-------- Listed records

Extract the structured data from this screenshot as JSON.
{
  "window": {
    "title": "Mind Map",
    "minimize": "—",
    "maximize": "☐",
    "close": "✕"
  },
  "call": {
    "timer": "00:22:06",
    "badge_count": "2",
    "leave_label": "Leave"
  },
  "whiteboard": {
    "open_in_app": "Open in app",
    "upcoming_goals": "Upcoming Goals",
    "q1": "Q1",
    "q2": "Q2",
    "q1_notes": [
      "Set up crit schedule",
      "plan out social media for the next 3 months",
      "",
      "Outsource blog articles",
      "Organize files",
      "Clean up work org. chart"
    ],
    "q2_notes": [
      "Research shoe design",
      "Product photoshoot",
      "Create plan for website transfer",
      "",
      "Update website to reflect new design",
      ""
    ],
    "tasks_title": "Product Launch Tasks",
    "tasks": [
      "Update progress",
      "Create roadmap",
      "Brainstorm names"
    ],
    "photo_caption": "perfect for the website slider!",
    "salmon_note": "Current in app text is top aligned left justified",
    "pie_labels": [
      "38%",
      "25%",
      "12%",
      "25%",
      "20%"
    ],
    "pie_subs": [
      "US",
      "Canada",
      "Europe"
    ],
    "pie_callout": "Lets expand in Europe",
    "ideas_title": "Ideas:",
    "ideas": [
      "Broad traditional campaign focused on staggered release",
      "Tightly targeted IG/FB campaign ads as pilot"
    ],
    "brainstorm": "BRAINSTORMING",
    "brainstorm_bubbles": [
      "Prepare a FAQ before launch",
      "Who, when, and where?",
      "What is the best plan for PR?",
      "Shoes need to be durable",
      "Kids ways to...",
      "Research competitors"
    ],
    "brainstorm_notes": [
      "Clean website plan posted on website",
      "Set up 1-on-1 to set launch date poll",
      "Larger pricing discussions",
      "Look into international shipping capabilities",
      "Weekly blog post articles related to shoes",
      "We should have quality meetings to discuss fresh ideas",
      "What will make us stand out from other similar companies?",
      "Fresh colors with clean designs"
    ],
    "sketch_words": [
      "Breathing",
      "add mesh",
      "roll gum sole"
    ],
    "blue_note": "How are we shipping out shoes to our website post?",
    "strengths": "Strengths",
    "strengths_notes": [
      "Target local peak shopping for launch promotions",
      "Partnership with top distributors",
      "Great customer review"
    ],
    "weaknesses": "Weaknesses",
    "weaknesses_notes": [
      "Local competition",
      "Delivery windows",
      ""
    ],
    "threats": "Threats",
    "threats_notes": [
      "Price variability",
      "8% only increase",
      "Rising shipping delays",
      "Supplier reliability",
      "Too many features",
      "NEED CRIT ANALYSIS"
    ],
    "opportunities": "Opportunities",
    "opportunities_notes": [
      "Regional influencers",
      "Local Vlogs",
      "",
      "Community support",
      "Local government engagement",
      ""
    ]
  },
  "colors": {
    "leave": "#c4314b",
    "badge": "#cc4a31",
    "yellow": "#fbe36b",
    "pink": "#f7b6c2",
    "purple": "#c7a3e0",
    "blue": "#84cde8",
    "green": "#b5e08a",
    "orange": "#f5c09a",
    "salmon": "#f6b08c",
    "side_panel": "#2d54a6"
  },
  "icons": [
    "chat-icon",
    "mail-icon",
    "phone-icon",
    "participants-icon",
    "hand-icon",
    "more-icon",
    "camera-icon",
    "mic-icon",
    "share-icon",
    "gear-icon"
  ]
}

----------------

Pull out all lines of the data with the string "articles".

      "Outsource blog articles",
      "Weekly blog post articles related to shoes",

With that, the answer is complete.